The Gang Alternatives Program--launched last year as a pilot effort to prevent harbor area school children from joining gangs--has taken a step toward permanency, with increased funding, a new coordinator and new offices to be unveiled today.
The program will also expand to include 14 schools in San Pedro, Wilmington and Harbor City, up from the current eight, according to program adviser Hector Galindo.
Galindo said the Gang Alternatives Program has obtained a three-year funding commitment from the state office of criminal justice planning. The state is providing the program $133,000 this year, up from the $98,000 provided as seed money last year by the United Way, he said.

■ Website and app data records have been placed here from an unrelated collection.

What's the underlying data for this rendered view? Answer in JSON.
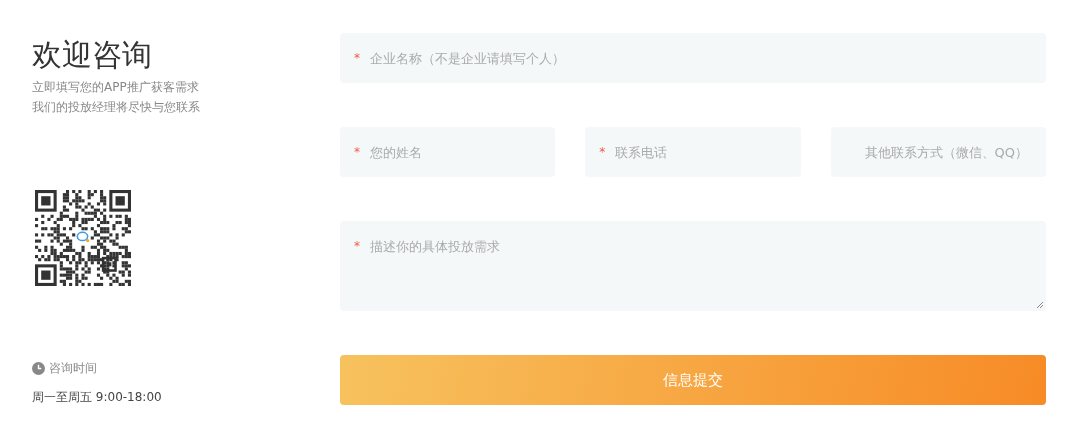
{
  "intro": {
    "title": "欢迎咨询",
    "lines": [
      "立即填写您的APP推广获客需求",
      "我们的投放经理将尽快与您联系"
    ]
  },
  "hours": {
    "label": "咨询时间",
    "value": "周一至周五 9:00-18:00"
  },
  "form": {
    "rows": [
      {
        "fields": [
          {
            "kind": "input",
            "mark": "*",
            "placeholder": "企业名称（不是企业请填写个人）"
          }
        ]
      },
      {
        "fields": [
          {
            "kind": "input",
            "mark": "*",
            "placeholder": "您的姓名"
          },
          {
            "kind": "input",
            "mark": "*",
            "placeholder": "联系电话"
          },
          {
            "kind": "centered-input",
            "placeholder": "其他联系方式（微信、QQ）"
          }
        ]
      },
      {
        "fields": [
          {
            "kind": "textarea",
            "mark": "*",
            "placeholder": "描述你的具体投放需求"
          }
        ]
      }
    ],
    "submit": "信息提交"
  }
}
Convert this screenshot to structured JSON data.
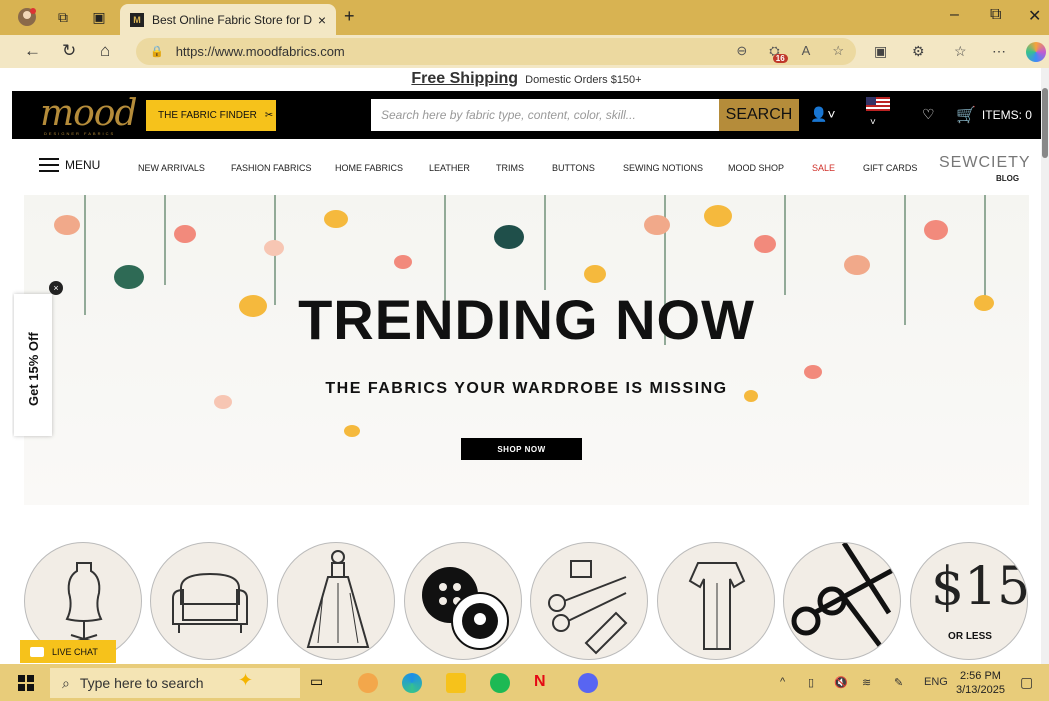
{
  "browser": {
    "tab_title": "Best Online Fabric Store for Desig",
    "tab_favicon": "M",
    "url": "https://www.moodfabrics.com",
    "badge_count": "16",
    "new_tab": "+",
    "tab_close": "×"
  },
  "site": {
    "shipping_big": "Free Shipping",
    "shipping_small": "Domestic Orders $150+",
    "logo": "mood",
    "logo_sub": "DESIGNER FABRICS",
    "finder_label": "THE FABRIC FINDER",
    "search_placeholder": "Search here by fabric type, content, color, skill...",
    "search_button": "SEARCH",
    "cart_label": "ITEMS: 0"
  },
  "nav": {
    "menu_label": "MENU",
    "items": [
      "NEW ARRIVALS",
      "FASHION FABRICS",
      "HOME FABRICS",
      "LEATHER",
      "TRIMS",
      "BUTTONS",
      "SEWING NOTIONS",
      "MOOD SHOP",
      "SALE",
      "GIFT CARDS"
    ],
    "sewciety": "SEWCIETY",
    "sewciety_sub": "BLOG"
  },
  "hero": {
    "title": "TRENDING NOW",
    "subtitle": "THE FABRICS YOUR WARDROBE IS MISSING",
    "button": "SHOP NOW"
  },
  "promo": {
    "offer_tab": "Get 15% Off",
    "close": "×",
    "price_circle": "$15",
    "price_circle_sub": "OR LESS",
    "live_chat": "LIVE CHAT"
  },
  "taskbar": {
    "search_placeholder": "Type here to search",
    "lang": "ENG",
    "time": "2:56 PM",
    "date": "3/13/2025"
  },
  "colors": {
    "chrome": "#d8b352",
    "brand_gold": "#b58c3a",
    "finder_yellow": "#f6c21b",
    "sale_red": "#d0302a"
  }
}
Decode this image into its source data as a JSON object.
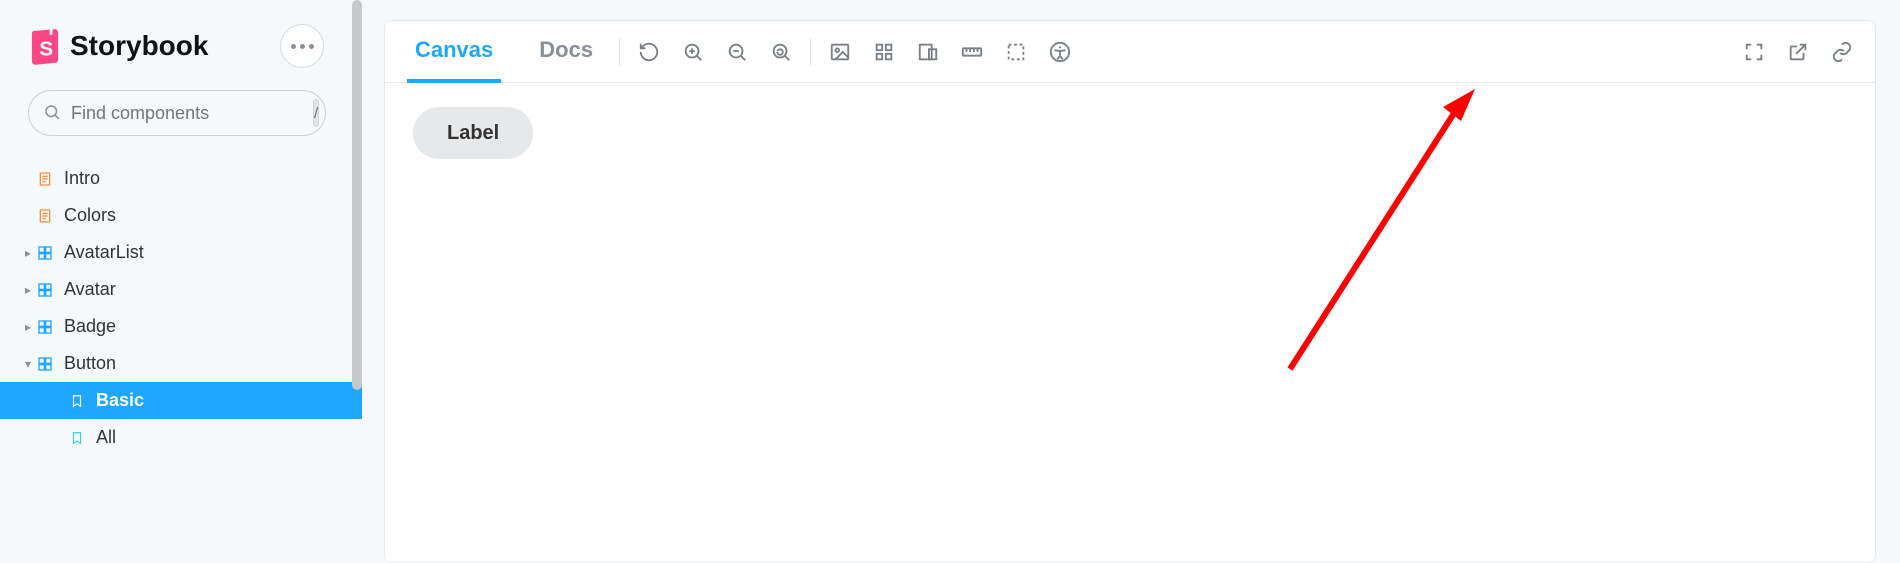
{
  "brand": {
    "name": "Storybook"
  },
  "search": {
    "placeholder": "Find components",
    "shortcut": "/"
  },
  "sidebar": {
    "items": [
      {
        "kind": "doc",
        "label": "Intro"
      },
      {
        "kind": "doc",
        "label": "Colors"
      },
      {
        "kind": "component",
        "label": "AvatarList",
        "expanded": false
      },
      {
        "kind": "component",
        "label": "Avatar",
        "expanded": false
      },
      {
        "kind": "component",
        "label": "Badge",
        "expanded": false
      },
      {
        "kind": "component",
        "label": "Button",
        "expanded": true
      },
      {
        "kind": "story",
        "label": "Basic",
        "selected": true
      },
      {
        "kind": "story",
        "label": "All"
      }
    ]
  },
  "tabs": {
    "canvas": "Canvas",
    "docs": "Docs",
    "active": "canvas"
  },
  "toolbar_icons": {
    "reload": "reload",
    "zoom_in": "zoom-in",
    "zoom_out": "zoom-out",
    "zoom_reset": "zoom-reset",
    "background": "background",
    "grid": "grid",
    "viewport": "viewport",
    "measure": "measure",
    "outline": "outline",
    "accessibility": "accessibility",
    "fullscreen": "fullscreen",
    "open_new": "open-in-new-tab",
    "copy_link": "copy-link"
  },
  "preview": {
    "button_label": "Label"
  },
  "annotation": {
    "arrow_target": "open-in-new-tab"
  }
}
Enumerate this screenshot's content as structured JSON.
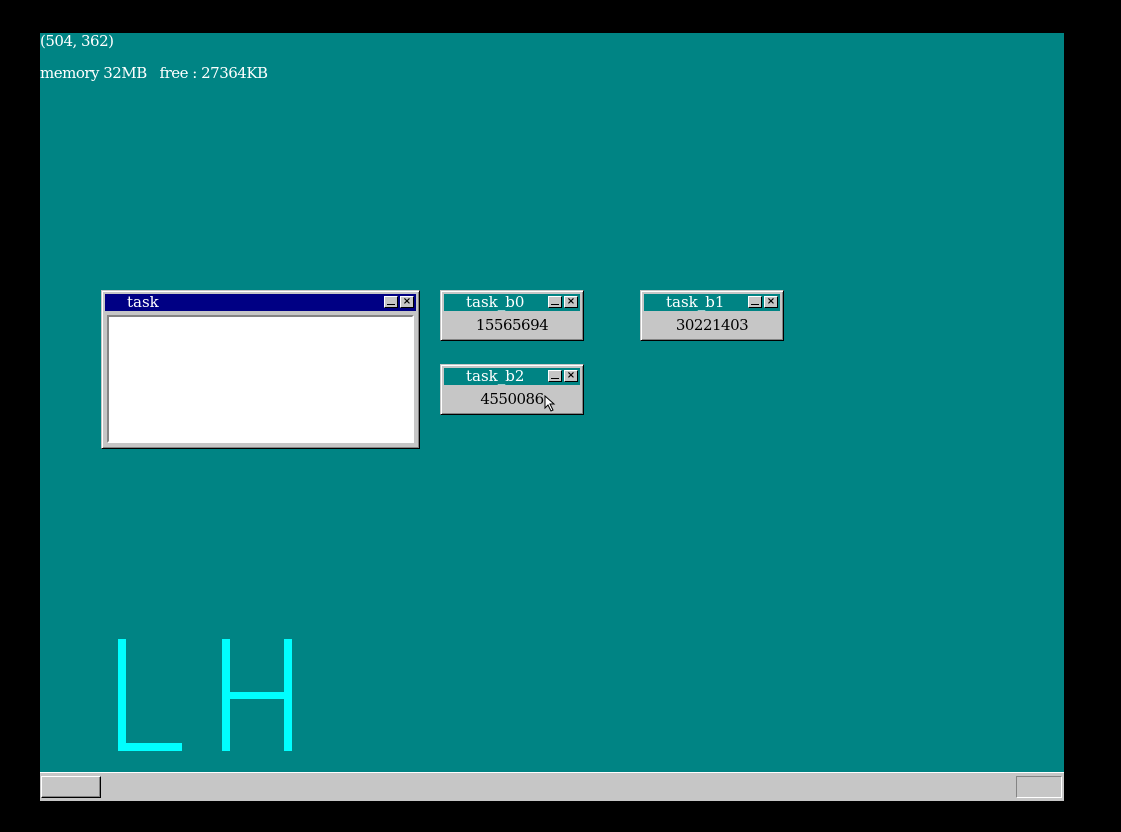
{
  "status": {
    "coords": "(504, 362)",
    "memory": "memory 32MB   free : 27364KB"
  },
  "windows": {
    "task": {
      "title": "task",
      "min_icon": "minimize-icon",
      "close_icon": "close-icon"
    },
    "task_b0": {
      "title": "task_b0",
      "counter": "15565694"
    },
    "task_b1": {
      "title": "task_b1",
      "counter": "30221403"
    },
    "task_b2": {
      "title": "task_b2",
      "counter": "4550086"
    }
  },
  "logo": {
    "text": "LH",
    "color": "#00ffff"
  },
  "colors": {
    "desktop": "#008484",
    "active_title": "#000084",
    "inactive_title": "#008484",
    "window_face": "#c6c6c6"
  },
  "cursor": {
    "icon": "mouse-pointer-icon"
  }
}
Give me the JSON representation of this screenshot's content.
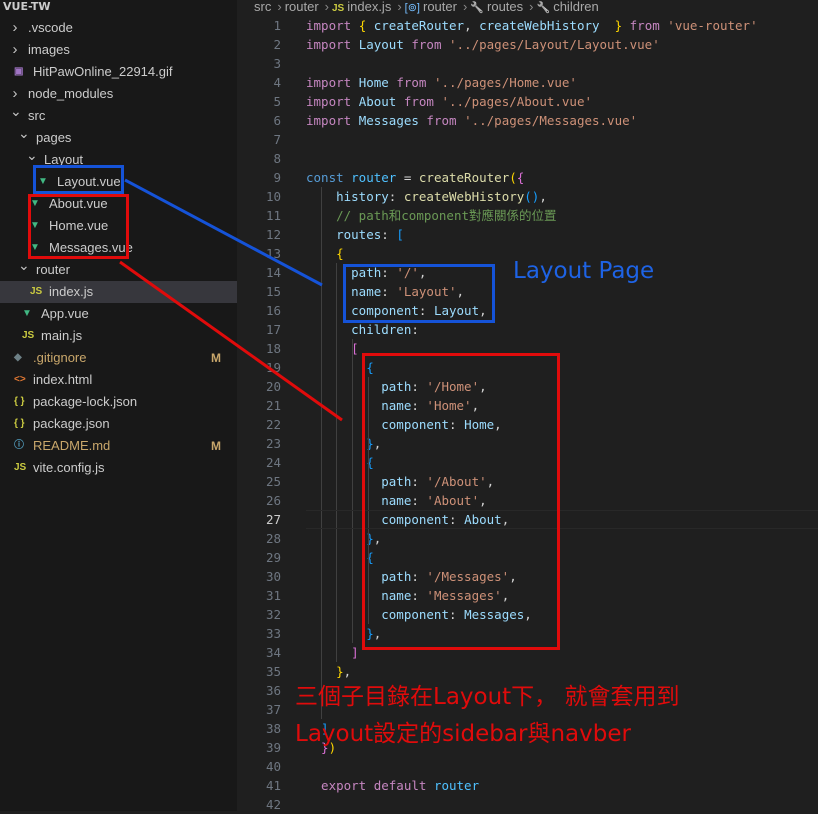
{
  "explorer": {
    "title": "VUE-TW",
    "items": [
      {
        "label": ".vscode",
        "kind": "folder",
        "state": "collapsed",
        "icon": "chevron-right-icon"
      },
      {
        "label": "images",
        "kind": "folder",
        "state": "collapsed",
        "icon": "chevron-right-icon"
      },
      {
        "label": "HitPawOnline_22914.gif",
        "kind": "file",
        "icon": "gif-file-icon"
      },
      {
        "label": "node_modules",
        "kind": "folder",
        "state": "collapsed",
        "icon": "chevron-right-icon"
      },
      {
        "label": "src",
        "kind": "folder",
        "state": "expanded",
        "icon": "chevron-down-icon"
      },
      {
        "label": "pages",
        "kind": "folder",
        "state": "expanded",
        "icon": "chevron-down-icon"
      },
      {
        "label": "Layout",
        "kind": "folder",
        "state": "expanded",
        "icon": "chevron-down-icon"
      },
      {
        "label": "Layout.vue",
        "kind": "file",
        "icon": "vue-file-icon"
      },
      {
        "label": "About.vue",
        "kind": "file",
        "icon": "vue-file-icon"
      },
      {
        "label": "Home.vue",
        "kind": "file",
        "icon": "vue-file-icon"
      },
      {
        "label": "Messages.vue",
        "kind": "file",
        "icon": "vue-file-icon"
      },
      {
        "label": "router",
        "kind": "folder",
        "state": "expanded",
        "icon": "chevron-down-icon"
      },
      {
        "label": "index.js",
        "kind": "file",
        "icon": "js-file-icon",
        "active": true
      },
      {
        "label": "App.vue",
        "kind": "file",
        "icon": "vue-file-icon"
      },
      {
        "label": "main.js",
        "kind": "file",
        "icon": "js-file-icon"
      },
      {
        "label": ".gitignore",
        "kind": "file",
        "icon": "git-file-icon",
        "status": "M"
      },
      {
        "label": "index.html",
        "kind": "file",
        "icon": "html-file-icon"
      },
      {
        "label": "package-lock.json",
        "kind": "file",
        "icon": "json-file-icon"
      },
      {
        "label": "package.json",
        "kind": "file",
        "icon": "json-file-icon"
      },
      {
        "label": "README.md",
        "kind": "file",
        "icon": "info-file-icon",
        "status": "M"
      },
      {
        "label": "vite.config.js",
        "kind": "file",
        "icon": "js-file-icon"
      }
    ]
  },
  "breadcrumb": {
    "items": [
      "src",
      "router",
      "index.js",
      "router",
      "routes",
      "children"
    ],
    "icons": [
      "",
      "",
      "js-file-icon",
      "symbol-variable-icon",
      "wrench-icon",
      "wrench-icon"
    ]
  },
  "editor": {
    "current_line": 27,
    "lines": [
      [
        [
          "import ",
          "kw"
        ],
        [
          "{ ",
          "br1"
        ],
        [
          "createRouter",
          "var"
        ],
        [
          ", ",
          ""
        ],
        [
          "createWebHistory",
          "var"
        ],
        [
          "  } ",
          "br1"
        ],
        [
          "from ",
          "kw"
        ],
        [
          "'vue-router'",
          "str"
        ]
      ],
      [
        [
          "import ",
          "kw"
        ],
        [
          "Layout ",
          "var"
        ],
        [
          "from ",
          "kw"
        ],
        [
          "'../pages/Layout/Layout.vue'",
          "str"
        ]
      ],
      [],
      [
        [
          "import ",
          "kw"
        ],
        [
          "Home ",
          "var"
        ],
        [
          "from ",
          "kw"
        ],
        [
          "'../pages/Home.vue'",
          "str"
        ]
      ],
      [
        [
          "import ",
          "kw"
        ],
        [
          "About ",
          "var"
        ],
        [
          "from ",
          "kw"
        ],
        [
          "'../pages/About.vue'",
          "str"
        ]
      ],
      [
        [
          "import ",
          "kw"
        ],
        [
          "Messages ",
          "var"
        ],
        [
          "from ",
          "kw"
        ],
        [
          "'../pages/Messages.vue'",
          "str"
        ]
      ],
      [],
      [],
      [
        [
          "const ",
          "kb"
        ],
        [
          "router ",
          "cls"
        ],
        [
          "= ",
          ""
        ],
        [
          "createRouter",
          "fn"
        ],
        [
          "(",
          "br1"
        ],
        [
          "{",
          "br2"
        ]
      ],
      [
        [
          "    history",
          "var"
        ],
        [
          ": ",
          ""
        ],
        [
          "createWebHistory",
          "fn"
        ],
        [
          "()",
          "br3"
        ],
        [
          ",",
          ""
        ]
      ],
      [
        [
          "    // path和component對應關係的位置",
          "cmt"
        ]
      ],
      [
        [
          "    routes",
          "var"
        ],
        [
          ": ",
          ""
        ],
        [
          "[",
          "br3"
        ]
      ],
      [
        [
          "    {",
          "br1"
        ]
      ],
      [
        [
          "      path",
          "var"
        ],
        [
          ": ",
          ""
        ],
        [
          "'/'",
          "str"
        ],
        [
          ",",
          ""
        ]
      ],
      [
        [
          "      name",
          "var"
        ],
        [
          ": ",
          ""
        ],
        [
          "'Layout'",
          "str"
        ],
        [
          ",",
          ""
        ]
      ],
      [
        [
          "      component",
          "var"
        ],
        [
          ": ",
          ""
        ],
        [
          "Layout",
          "var"
        ],
        [
          ",",
          ""
        ]
      ],
      [
        [
          "      children",
          "var"
        ],
        [
          ":",
          ""
        ]
      ],
      [
        [
          "      [",
          "br2"
        ]
      ],
      [
        [
          "        {",
          "br3"
        ]
      ],
      [
        [
          "          path",
          "var"
        ],
        [
          ": ",
          ""
        ],
        [
          "'/Home'",
          "str"
        ],
        [
          ",",
          ""
        ]
      ],
      [
        [
          "          name",
          "var"
        ],
        [
          ": ",
          ""
        ],
        [
          "'Home'",
          "str"
        ],
        [
          ",",
          ""
        ]
      ],
      [
        [
          "          component",
          "var"
        ],
        [
          ": ",
          ""
        ],
        [
          "Home",
          "var"
        ],
        [
          ",",
          ""
        ]
      ],
      [
        [
          "        }",
          "br3"
        ],
        [
          ",",
          ""
        ]
      ],
      [
        [
          "        {",
          "br3"
        ]
      ],
      [
        [
          "          path",
          "var"
        ],
        [
          ": ",
          ""
        ],
        [
          "'/About'",
          "str"
        ],
        [
          ",",
          ""
        ]
      ],
      [
        [
          "          name",
          "var"
        ],
        [
          ": ",
          ""
        ],
        [
          "'About'",
          "str"
        ],
        [
          ",",
          ""
        ]
      ],
      [
        [
          "          component",
          "var"
        ],
        [
          ": ",
          ""
        ],
        [
          "About",
          "var"
        ],
        [
          ",",
          ""
        ]
      ],
      [
        [
          "        }",
          "br3"
        ],
        [
          ",",
          ""
        ]
      ],
      [
        [
          "        {",
          "br3"
        ]
      ],
      [
        [
          "          path",
          "var"
        ],
        [
          ": ",
          ""
        ],
        [
          "'/Messages'",
          "str"
        ],
        [
          ",",
          ""
        ]
      ],
      [
        [
          "          name",
          "var"
        ],
        [
          ": ",
          ""
        ],
        [
          "'Messages'",
          "str"
        ],
        [
          ",",
          ""
        ]
      ],
      [
        [
          "          component",
          "var"
        ],
        [
          ": ",
          ""
        ],
        [
          "Messages",
          "var"
        ],
        [
          ",",
          ""
        ]
      ],
      [
        [
          "        }",
          "br3"
        ],
        [
          ",",
          ""
        ]
      ],
      [
        [
          "      ]",
          "br2"
        ]
      ],
      [
        [
          "    }",
          "br1"
        ],
        [
          ",",
          ""
        ]
      ],
      [],
      [],
      [
        [
          "  ]",
          "br3"
        ]
      ],
      [
        [
          "  }",
          "br2"
        ],
        [
          ")",
          "br1"
        ]
      ],
      [],
      [
        [
          "  export ",
          "kw"
        ],
        [
          "default ",
          "kw"
        ],
        [
          "router",
          "cls"
        ]
      ],
      []
    ]
  },
  "annotations": {
    "layout_page_label": "Layout Page",
    "note_line1": "三個子目錄在Layout下， 就會套用到",
    "note_line2": "Layout設定的sidebar與navber",
    "blue": "#1553d8",
    "red": "#e00b0b"
  }
}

Established last September, the harbor area program spent its first year in office space at the United Way building in Long Beach, and was run by a coalition of representatives from the Los Angeles Unified School District, the program's board of directors and the United Way.